The bottom line is that if YOU do nothing to protect yourself no one else will, not the police (until a crime has actually been committed, not a supposed fraud) not the banks, nor the government. Once you have deposited the money and it gets removed and the account closed the bank has no recourse available to return you your money, it is GONE. Cash money was deposited in a legal bank account and extracted appropriately and the account closed correctly. They followed the law and performed their task as advertised. That they are in effect part of the money laundering process does NOT appear to be of any concern, at least not to the person answering the phone. Perhaps additional training is required on the part of banks to their personnel to address issues such as this.
Today as I was adding the finishing touches to my post I received a message on my cell indicating that “Aliant Telecom has sent you interac e-transfer of #94883DE3. Click here to deposit your accredited funds for your next bill payment:(with link address)” Now I know I am not expecting any credit from my service provider. So I contact them to ask what the deal is and …. you guessed it….fraudulent message please delete.
So the lesson here is the old adage still holds: If something looks or sounds too good to be true chances it is.
For me keep the greed in check and question everything. Greed is the instrument of choice to the evil forces out there.
“Everyone is selling something, if you can’t see what people are selling, maybe you’re the cart.”
― Aniekee Tochukwu Ezekiel
From the Los Angeles Times
Column: Scam victims aren’t dumb; they’re human
An excerpt: The best way to protect yourself is to take a step back.
“Distance yourself from any decision,” advised Deevy. “If the fraudster is demanding an immediate decision, disengage.”

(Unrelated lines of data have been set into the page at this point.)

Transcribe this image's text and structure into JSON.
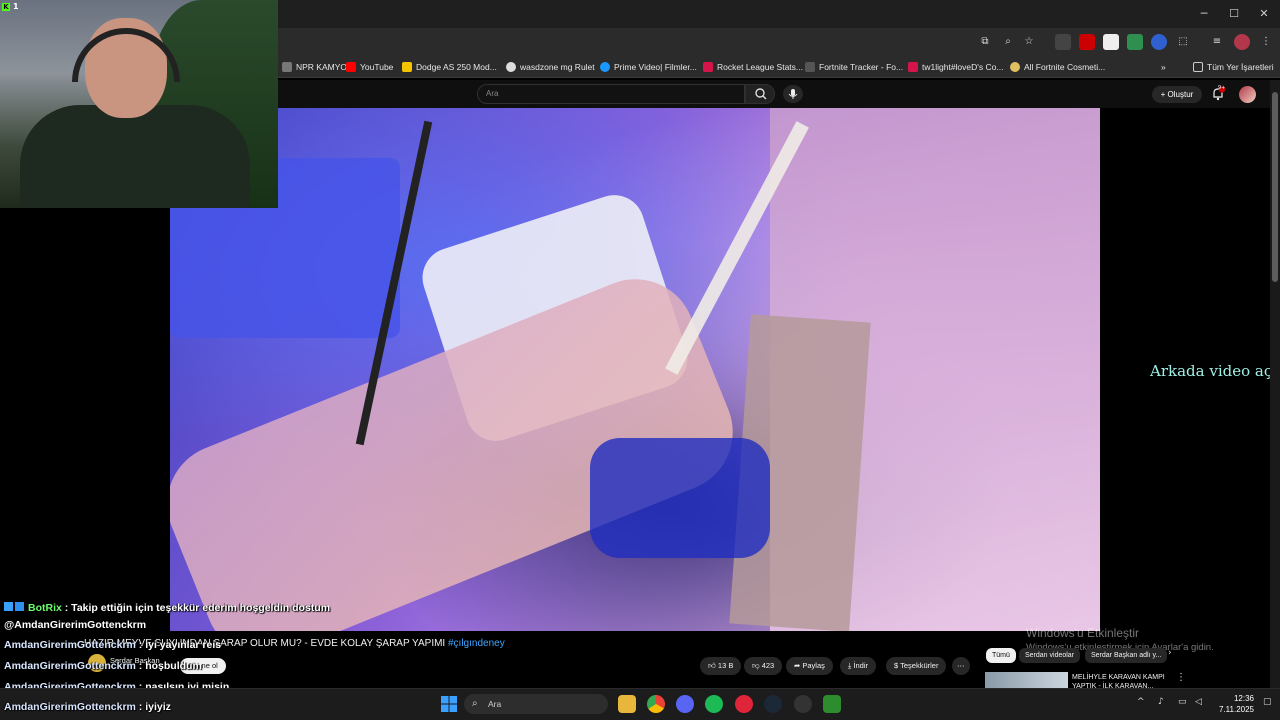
{
  "window": {
    "minimize": "─",
    "maximize": "☐",
    "close": "✕"
  },
  "bookmarks": [
    {
      "label": "NPR KAMYO...",
      "color": "#888888"
    },
    {
      "label": "YouTube",
      "color": "#ff0000"
    },
    {
      "label": "Dodge AS 250 Mod...",
      "color": "#f5c400"
    },
    {
      "label": "wasdzone mg Rulet",
      "color": "#dddddd"
    },
    {
      "label": "Prime Video| Filmler...",
      "color": "#1a98ff"
    },
    {
      "label": "Rocket League Stats...",
      "color": "#d4144b"
    },
    {
      "label": "Fortnite Tracker - Fo...",
      "color": "#555555"
    },
    {
      "label": "tw1light#loveD's Co...",
      "color": "#d4144b"
    },
    {
      "label": "All Fortnite Cosmeti...",
      "color": "#e0c060"
    }
  ],
  "bookmarks_all": "Tüm Yer İşaretleri",
  "youtube": {
    "search_placeholder": "Ara",
    "create_label": "Oluştur",
    "notif_count": "9+"
  },
  "video": {
    "title": "HAZIR MEYVE SUYUNDAN ŞARAP OLUR MU? - EVDE KOLAY ŞARAP YAPIMI",
    "hashtag": "#çılgındeney",
    "channel": "Serdar Başkan",
    "subscribe": "Abone ol",
    "likes": "13 B",
    "dislikes": "423",
    "share": "Paylaş",
    "download": "İndir",
    "thanks": "Teşekkürler",
    "more": "⋯"
  },
  "chips": [
    "Tümü",
    "Serdan videolar",
    "Serdar Başkan adlı y..."
  ],
  "next_video": {
    "title_line1": "MELİHYLE KARAVAN KAMPI",
    "title_line2": "YAPTIK - İLK KARAVAN..."
  },
  "background_text": "Arkada video açık",
  "windows_watermark": {
    "line1": "Windows'u Etkinleştir",
    "line2": "Windows'u etkinleştirmek için Ayarlar'a gidin."
  },
  "webcam": {
    "badge": "1"
  },
  "chat": [
    {
      "user": "BotRix",
      "message": ": Takip ettiğin için teşekkür ederim hoşgeldin dostum",
      "bot": true
    },
    {
      "user": "@AmdanGirerimGottenckrm",
      "message": "",
      "bot": false
    },
    {
      "user": "AmdanGirerimGottenckrm",
      "message": ": iyi yayınlar reis",
      "bot": false
    },
    {
      "user": "AmdanGirerimGottenckrm",
      "message": ": hoşbuldum",
      "bot": false
    },
    {
      "user": "AmdanGirerimGottenckrm",
      "message": ": nasılsın iyi misin",
      "bot": false
    },
    {
      "user": "AmdanGirerimGottenckrm",
      "message": ": iyiyiz",
      "bot": false
    }
  ],
  "taskbar": {
    "search_placeholder": "Ara",
    "time": "12:36",
    "date": "7.11.2025"
  },
  "colors": {
    "accent_blue": "#3ea6ff",
    "bot_green": "#6dfc6d",
    "kick_green": "#53fc18"
  }
}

(If you like what you read…please let me know …I’d love to know who has visited me….leave a comment…one word is great….THANKS)